Exercise directions.
Type out the entries below again, character for character.

Data about app and page elements:
+ + + +

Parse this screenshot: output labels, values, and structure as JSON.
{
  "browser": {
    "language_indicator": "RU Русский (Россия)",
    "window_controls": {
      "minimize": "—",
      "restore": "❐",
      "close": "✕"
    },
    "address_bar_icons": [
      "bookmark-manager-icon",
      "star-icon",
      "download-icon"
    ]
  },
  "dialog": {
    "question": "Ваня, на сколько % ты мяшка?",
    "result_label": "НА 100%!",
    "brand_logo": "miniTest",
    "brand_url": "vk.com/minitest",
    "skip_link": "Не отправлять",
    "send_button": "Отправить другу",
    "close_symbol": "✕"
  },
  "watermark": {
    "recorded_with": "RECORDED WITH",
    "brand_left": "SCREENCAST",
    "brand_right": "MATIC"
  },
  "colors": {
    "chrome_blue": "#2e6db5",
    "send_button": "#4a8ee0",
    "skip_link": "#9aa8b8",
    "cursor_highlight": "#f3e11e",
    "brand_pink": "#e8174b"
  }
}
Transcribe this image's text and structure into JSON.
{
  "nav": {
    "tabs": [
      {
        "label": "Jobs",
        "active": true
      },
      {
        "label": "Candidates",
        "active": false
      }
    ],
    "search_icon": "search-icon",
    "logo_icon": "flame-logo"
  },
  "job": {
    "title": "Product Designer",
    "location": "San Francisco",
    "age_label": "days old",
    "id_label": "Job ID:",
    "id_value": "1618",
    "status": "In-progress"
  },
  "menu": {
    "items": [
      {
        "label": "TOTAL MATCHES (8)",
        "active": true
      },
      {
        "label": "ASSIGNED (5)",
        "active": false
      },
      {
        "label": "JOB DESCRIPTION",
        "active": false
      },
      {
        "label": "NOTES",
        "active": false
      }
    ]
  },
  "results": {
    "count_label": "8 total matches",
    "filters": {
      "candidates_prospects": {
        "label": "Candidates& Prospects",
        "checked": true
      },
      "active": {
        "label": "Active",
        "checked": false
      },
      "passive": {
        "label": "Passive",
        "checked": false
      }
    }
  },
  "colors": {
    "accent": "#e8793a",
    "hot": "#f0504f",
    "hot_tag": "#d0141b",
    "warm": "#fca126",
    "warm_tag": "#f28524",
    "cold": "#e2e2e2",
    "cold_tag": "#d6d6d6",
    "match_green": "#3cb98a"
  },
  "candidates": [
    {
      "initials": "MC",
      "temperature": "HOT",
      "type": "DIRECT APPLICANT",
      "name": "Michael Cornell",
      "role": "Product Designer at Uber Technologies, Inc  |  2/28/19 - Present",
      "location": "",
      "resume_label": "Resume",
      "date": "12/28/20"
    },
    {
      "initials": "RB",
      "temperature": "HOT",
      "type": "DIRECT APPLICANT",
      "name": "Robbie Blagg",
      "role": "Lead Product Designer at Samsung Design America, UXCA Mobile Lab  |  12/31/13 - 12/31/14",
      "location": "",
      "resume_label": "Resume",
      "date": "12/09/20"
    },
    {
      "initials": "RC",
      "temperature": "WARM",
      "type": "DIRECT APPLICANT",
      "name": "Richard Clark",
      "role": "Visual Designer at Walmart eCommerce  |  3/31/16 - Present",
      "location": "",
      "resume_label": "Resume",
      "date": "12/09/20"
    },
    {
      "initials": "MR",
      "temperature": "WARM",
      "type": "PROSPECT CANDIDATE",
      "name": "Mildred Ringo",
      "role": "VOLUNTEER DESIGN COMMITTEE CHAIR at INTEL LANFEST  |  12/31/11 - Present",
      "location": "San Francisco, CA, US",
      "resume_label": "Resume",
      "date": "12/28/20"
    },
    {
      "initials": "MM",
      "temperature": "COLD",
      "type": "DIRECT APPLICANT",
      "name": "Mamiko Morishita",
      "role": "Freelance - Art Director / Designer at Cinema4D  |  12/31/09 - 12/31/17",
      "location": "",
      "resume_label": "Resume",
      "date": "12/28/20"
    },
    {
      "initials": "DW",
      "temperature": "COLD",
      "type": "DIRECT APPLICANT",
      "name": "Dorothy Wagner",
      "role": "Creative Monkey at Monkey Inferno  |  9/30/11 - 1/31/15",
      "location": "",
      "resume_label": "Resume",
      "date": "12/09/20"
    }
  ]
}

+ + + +

Solution.
Parse this screenshot: output labels, values, and structure as JSON.
{
  "browser": {
    "language_indicator": "RU Русский (Россия)",
    "window_controls": {
      "minimize": "—",
      "restore": "❐",
      "close": "✕"
    },
    "address_bar_icons": [
      "bookmark-manager-icon",
      "star-icon",
      "download-icon"
    ]
  },
  "dialog": {
    "question": "Ваня, на сколько % ты мяшка?",
    "result_label": "НА 100%!",
    "brand_logo": "miniTest",
    "brand_url": "vk.com/minitest",
    "skip_link": "Не отправлять",
    "send_button": "Отправить другу",
    "close_symbol": "✕"
  },
  "watermark": {
    "recorded_with": "RECORDED WITH",
    "brand_left": "SCREENCAST",
    "brand_right": "MATIC"
  },
  "colors": {
    "chrome_blue": "#2e6db5",
    "send_button": "#4a8ee0",
    "skip_link": "#9aa8b8",
    "cursor_highlight": "#f3e11e",
    "brand_pink": "#e8174b"
  }
}
Transcribe this image's text and structure into JSON.
{
  "nav": {
    "tabs": [
      {
        "label": "Jobs",
        "active": true
      },
      {
        "label": "Candidates",
        "active": false
      }
    ],
    "search_icon": "search-icon",
    "logo_icon": "flame-logo"
  },
  "job": {
    "title": "Product Designer",
    "location": "San Francisco",
    "age_label": "days old",
    "id_label": "Job ID:",
    "id_value": "1618",
    "status": "In-progress"
  },
  "menu": {
    "items": [
      {
        "label": "TOTAL MATCHES (8)",
        "active": true
      },
      {
        "label": "ASSIGNED (5)",
        "active": false
      },
      {
        "label": "JOB DESCRIPTION",
        "active": false
      },
      {
        "label": "NOTES",
        "active": false
      }
    ]
  },
  "results": {
    "count_label": "8 total matches",
    "filters": {
      "candidates_prospects": {
        "label": "Candidates& Prospects",
        "checked": true
      },
      "active": {
        "label": "Active",
        "checked": false
      },
      "passive": {
        "label": "Passive",
        "checked": false
      }
    }
  },
  "colors": {
    "accent": "#e8793a",
    "hot": "#f0504f",
    "hot_tag": "#d0141b",
    "warm": "#fca126",
    "warm_tag": "#f28524",
    "cold": "#e2e2e2",
    "cold_tag": "#d6d6d6",
    "match_green": "#3cb98a"
  },
  "candidates": [
    {
      "initials": "MC",
      "temperature": "HOT",
      "type": "DIRECT APPLICANT",
      "name": "Michael Cornell",
      "role": "Product Designer at Uber Technologies, Inc  |  2/28/19 - Present",
      "location": "",
      "resume_label": "Resume",
      "date": "12/28/20"
    },
    {
      "initials": "RB",
      "temperature": "HOT",
      "type": "DIRECT APPLICANT",
      "name": "Robbie Blagg",
      "role": "Lead Product Designer at Samsung Design America, UXCA Mobile Lab  |  12/31/13 - 12/31/14",
      "location": "",
      "resume_label": "Resume",
      "date": "12/09/20"
    },
    {
      "initials": "RC",
      "temperature": "WARM",
      "type": "DIRECT APPLICANT",
      "name": "Richard Clark",
      "role": "Visual Designer at Walmart eCommerce  |  3/31/16 - Present",
      "location": "",
      "resume_label": "Resume",
      "date": "12/09/20"
    },
    {
      "initials": "MR",
      "temperature": "WARM",
      "type": "PROSPECT CANDIDATE",
      "name": "Mildred Ringo",
      "role": "VOLUNTEER DESIGN COMMITTEE CHAIR at INTEL LANFEST  |  12/31/11 - Present",
      "location": "San Francisco, CA, US",
      "resume_label": "Resume",
      "date": "12/28/20"
    },
    {
      "initials": "MM",
      "temperature": "COLD",
      "type": "DIRECT APPLICANT",
      "name": "Mamiko Morishita",
      "role": "Freelance - Art Director / Designer at Cinema4D  |  12/31/09 - 12/31/17",
      "location": "",
      "resume_label": "Resume",
      "date": "12/28/20"
    },
    {
      "initials": "DW",
      "temperature": "COLD",
      "type": "DIRECT APPLICANT",
      "name": "Dorothy Wagner",
      "role": "Creative Monkey at Monkey Inferno  |  9/30/11 - 1/31/15",
      "location": "",
      "resume_label": "Resume",
      "date": "12/09/20"
    }
  ]
}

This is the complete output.